THE elected boss of Worcestershire’s children’s services says a £4,000 cash incentive offered to new social workers is about stealing a march on rival employers.

Councillor Liz Eyre told your Worcester News the radical policy is aimed at competing with town halls in areas like Birmingham and the Black Country for top talent.

For several years, Worcestershire has missed out on the best fully qualified social workers because other authorities have tended to pay more.

County Hall now wants to secure a reputation as being a great employer for social workers looking to work with children.

As your Worcester News revealed on Monday, up to £4,000 will be offered to new staff on top of annual salaries which can climb to £29,000.

Coun Eyre, the cabinet member for children and families, said: “We have looked at this very carefully and know we need to attract the right people if we want to progress.

“We know we are short of being able to do that, and we realise we need to be in the right marketplace for attracting the best staff. “

Everybody is struggling with both recruitment and retention, so we asked ourselves, what do we need to do to change that.

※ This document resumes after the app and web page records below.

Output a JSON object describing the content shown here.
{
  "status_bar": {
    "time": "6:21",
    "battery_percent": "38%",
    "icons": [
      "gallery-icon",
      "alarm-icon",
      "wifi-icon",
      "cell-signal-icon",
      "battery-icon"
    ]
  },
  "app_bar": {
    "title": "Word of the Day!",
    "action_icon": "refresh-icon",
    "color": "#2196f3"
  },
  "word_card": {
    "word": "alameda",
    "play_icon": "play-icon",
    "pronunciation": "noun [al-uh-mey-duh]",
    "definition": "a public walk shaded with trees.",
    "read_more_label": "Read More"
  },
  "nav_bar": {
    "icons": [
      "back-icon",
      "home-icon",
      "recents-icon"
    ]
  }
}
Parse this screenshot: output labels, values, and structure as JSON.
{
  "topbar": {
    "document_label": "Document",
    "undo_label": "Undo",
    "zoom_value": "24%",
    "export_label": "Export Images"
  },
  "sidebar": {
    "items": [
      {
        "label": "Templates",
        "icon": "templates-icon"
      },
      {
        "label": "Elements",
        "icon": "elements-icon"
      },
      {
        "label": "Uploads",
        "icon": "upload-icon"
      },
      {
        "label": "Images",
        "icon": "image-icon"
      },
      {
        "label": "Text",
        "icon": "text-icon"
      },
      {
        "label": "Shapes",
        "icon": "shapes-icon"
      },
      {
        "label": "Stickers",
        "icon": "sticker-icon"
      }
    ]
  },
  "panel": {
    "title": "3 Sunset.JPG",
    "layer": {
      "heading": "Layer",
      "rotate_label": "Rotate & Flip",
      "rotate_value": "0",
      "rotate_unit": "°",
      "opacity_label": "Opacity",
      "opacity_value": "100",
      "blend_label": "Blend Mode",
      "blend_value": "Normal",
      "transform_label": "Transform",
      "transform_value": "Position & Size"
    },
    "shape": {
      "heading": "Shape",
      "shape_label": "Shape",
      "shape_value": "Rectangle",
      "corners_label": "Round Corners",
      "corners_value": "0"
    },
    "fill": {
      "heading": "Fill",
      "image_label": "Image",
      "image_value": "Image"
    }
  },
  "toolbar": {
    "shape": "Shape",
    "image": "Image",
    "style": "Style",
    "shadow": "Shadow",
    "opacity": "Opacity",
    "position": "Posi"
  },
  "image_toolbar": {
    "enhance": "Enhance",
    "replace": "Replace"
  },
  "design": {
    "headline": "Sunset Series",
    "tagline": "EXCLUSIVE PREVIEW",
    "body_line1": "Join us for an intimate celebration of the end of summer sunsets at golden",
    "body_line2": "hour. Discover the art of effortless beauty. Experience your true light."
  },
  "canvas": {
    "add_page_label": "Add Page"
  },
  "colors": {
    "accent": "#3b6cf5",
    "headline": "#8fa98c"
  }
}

“We know Worcestershire is a great place to live and work, but what we’ve got to is get that message out to other people.

“This is a fundamental change for us that means we can compete with those areas and tackle a very specific problem.”

The offer is part of a £2.4m investment by the Tory leadership to create 30 new social worker posts for dealing with children.

Around 20 of those roles have been filled but bosses want the remaining vacancies by highly experienced staff.

It is the first time the county council has ever offered lump sum payments to potential new social workers, and follows years of losing workers to rival authorities.

To make matters worse, many former council staff now set themselves up as ‘independent’ social workers, taking on freelance employment themselves.

Coun Eyre said: “We are competing with other employers and if you can’t grow your staffing base, you can’t take the service where we want it to be.”